Two weeks ago a new television show debuted. It is titled God Friended Me. In the pilot episode a young man named Miles received a Facebook friend request from someone claiming to be God. Since Miles is an atheist, he declined the request several times before relenting and adding “God” to his friend list. As soon as he did so, God began suggesting other people for Miles to friend. Each person had a need, or led Miles into a new adventure. And in each new adventure, unexplainable and mysterious things happened that made Miles wonder if maybe there really is a God who has a plan for us, and if we really are all part of some grand design.
“New York City, center of the universe, home to 8.6 million people . . . a diverse melting pot of culture, everyone searching for meaning and answers. I thought I had it all figured out, but then something happened, and it changed my life forever.” Those are the opening words of a new TV show that debuted last Sunday. It is titled God Friended Me, and it is the story of a young man named Miles. In the pilot episode, Miles received a friend request on Facebook from God.
“Adam, Seth, Enosh, Kenan, Mahalalel, Jared, Enoch, Methuselah, Lamech, Noah. The sons of Noah: Shem, Ham and Japheth.” A week ago Thursday, the members of the Disciple 4 Bible study group sat down, and read that list of names in opening verses of chapter one of the Old Testament book of 1 Chronicles. For the next nine chapters, they then read genealogical lists of additional names, one after another, as the writer of 1 Chronicles “chronicled” the lineage of the Israelites from Adam all the way to King Solomon.
A new pastor stepped into the pulpit at Passive United Methodist Church on July 1st, and preached her first sermon. The people loved it. It laid out the gospel clearly. It had humor. It was easy to understand. And in closing, it called on the people to do the work that is necessary to fulfill that church’s purpose statement to “introduce people to Jesus Christ, help them become faithful followers of Him, and equip them to share His love with others.” On July 8th, the pastor stepped into the pulpit at Passive United Methodist Church, and preached the exact same sermon. While many people enjoyed the message because it was just as good the second time around, a few people complained that the pastor had not written a new sermon. Some people defended her, saying “well maybe she’s still unpacking. Giver her time to settle in.”

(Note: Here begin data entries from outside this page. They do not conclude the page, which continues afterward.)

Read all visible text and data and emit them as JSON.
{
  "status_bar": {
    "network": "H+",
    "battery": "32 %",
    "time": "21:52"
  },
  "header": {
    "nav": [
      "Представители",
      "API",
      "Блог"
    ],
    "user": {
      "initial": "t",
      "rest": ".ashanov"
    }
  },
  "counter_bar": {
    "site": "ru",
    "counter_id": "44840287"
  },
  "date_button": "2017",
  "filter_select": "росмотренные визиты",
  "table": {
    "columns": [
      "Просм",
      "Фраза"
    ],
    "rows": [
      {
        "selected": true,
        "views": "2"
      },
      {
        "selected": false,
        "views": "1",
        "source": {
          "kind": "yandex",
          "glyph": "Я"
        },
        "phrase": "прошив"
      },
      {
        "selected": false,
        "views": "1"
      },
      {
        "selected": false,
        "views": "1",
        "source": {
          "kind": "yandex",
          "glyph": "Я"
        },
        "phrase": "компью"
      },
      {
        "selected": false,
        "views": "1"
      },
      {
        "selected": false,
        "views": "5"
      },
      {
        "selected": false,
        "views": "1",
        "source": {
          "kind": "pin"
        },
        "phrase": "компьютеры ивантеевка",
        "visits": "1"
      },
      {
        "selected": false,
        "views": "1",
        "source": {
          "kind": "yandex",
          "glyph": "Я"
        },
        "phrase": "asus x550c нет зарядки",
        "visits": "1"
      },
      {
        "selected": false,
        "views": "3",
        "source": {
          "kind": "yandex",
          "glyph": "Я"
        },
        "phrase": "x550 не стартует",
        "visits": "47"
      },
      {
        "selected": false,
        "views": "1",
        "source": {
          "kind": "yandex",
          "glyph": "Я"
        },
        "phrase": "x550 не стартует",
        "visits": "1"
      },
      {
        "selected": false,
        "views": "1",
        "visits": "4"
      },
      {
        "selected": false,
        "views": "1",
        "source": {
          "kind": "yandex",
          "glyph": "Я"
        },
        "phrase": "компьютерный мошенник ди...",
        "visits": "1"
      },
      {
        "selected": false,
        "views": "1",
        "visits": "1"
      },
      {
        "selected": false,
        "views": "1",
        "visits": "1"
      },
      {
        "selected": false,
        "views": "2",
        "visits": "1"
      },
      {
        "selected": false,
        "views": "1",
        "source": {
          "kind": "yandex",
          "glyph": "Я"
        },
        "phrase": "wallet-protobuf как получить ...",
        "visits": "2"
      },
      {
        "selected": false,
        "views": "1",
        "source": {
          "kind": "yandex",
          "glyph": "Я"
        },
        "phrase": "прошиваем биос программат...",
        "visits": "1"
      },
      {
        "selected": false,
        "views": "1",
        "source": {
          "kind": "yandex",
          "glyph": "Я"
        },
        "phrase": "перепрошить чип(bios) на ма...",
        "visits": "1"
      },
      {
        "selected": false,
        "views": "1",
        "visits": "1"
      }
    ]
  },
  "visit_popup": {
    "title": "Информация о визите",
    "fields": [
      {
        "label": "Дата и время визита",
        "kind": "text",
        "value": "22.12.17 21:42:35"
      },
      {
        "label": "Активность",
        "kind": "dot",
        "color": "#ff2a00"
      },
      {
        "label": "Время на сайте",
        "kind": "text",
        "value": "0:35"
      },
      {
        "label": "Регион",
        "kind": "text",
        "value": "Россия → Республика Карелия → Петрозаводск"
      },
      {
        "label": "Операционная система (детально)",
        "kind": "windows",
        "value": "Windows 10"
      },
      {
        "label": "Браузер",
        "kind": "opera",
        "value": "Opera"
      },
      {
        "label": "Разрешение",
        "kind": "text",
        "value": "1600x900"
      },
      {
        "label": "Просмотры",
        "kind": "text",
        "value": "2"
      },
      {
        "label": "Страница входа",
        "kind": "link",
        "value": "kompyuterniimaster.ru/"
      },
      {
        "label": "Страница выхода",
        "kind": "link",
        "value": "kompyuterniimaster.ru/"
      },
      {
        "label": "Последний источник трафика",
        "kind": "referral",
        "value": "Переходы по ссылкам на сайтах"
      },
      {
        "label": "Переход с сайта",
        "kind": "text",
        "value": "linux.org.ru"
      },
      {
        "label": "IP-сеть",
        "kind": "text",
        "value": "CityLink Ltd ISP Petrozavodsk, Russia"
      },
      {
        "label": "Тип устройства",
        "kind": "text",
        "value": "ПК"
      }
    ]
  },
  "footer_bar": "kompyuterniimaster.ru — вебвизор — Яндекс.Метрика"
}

More than a century ago, Samuel Foss wrote the poem you just heard. It is titled The Calf Path, and it talks about how unaware we can be about the manner in which we journey through life. This is because it is easy to think we are moving along through our own decision-making when we actually may be meandering aimlessly along paths others have created before us. This can happen because our sense of direction – especially spiritual direction – is flawed. It has been infected with a spiritual virus called sin, and it can (like Foss’s calf path) cause us to wander to and fro, and back and forth, rather than taking us in the direction God would have us go. That is the bad news. The good news is that God offers to show us the best way to get to our destination. And God offers to help us not only complete the journey, but also to travel it in such a way that we experience joy, peace, and contentment along the way.